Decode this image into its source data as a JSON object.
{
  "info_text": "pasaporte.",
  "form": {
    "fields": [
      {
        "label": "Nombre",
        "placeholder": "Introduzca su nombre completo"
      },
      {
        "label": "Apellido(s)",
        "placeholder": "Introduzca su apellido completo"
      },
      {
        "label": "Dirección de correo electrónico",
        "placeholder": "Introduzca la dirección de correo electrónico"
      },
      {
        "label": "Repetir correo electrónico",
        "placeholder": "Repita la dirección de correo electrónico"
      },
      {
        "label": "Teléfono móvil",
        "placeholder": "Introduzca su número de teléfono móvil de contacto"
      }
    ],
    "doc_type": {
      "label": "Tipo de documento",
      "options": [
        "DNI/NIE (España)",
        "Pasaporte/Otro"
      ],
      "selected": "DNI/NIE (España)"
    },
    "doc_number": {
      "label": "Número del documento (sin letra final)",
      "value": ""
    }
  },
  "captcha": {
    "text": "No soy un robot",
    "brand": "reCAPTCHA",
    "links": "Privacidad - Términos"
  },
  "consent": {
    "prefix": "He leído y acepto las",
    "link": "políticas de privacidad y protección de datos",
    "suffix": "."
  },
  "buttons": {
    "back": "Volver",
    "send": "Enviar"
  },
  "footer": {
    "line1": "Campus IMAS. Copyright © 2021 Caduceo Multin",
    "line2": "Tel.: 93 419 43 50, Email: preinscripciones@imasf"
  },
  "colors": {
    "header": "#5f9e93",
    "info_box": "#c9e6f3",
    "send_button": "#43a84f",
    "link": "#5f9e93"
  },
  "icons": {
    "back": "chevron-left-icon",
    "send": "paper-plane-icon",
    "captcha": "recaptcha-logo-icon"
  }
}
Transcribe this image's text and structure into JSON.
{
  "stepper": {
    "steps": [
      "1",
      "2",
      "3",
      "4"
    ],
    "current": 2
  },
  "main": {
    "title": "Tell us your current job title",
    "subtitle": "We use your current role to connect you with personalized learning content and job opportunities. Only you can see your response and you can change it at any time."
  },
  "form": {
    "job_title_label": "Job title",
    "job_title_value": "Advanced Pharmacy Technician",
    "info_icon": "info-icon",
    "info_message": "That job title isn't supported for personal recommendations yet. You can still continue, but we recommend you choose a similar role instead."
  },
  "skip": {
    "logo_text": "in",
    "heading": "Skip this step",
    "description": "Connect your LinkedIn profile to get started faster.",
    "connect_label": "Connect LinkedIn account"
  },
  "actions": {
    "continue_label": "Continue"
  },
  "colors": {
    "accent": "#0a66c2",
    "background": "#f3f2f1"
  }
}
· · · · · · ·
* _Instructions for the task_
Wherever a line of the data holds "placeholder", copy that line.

* _Solution to this problem_
        "placeholder": "Introduzca su nombre completo"
        "placeholder": "Introduzca su apellido completo"
        "placeholder": "Introduzca la dirección de correo electrónico"
        "placeholder": "Repita la dirección de correo electrónico"
        "placeholder": "Introduzca su número de teléfono móvil de contacto"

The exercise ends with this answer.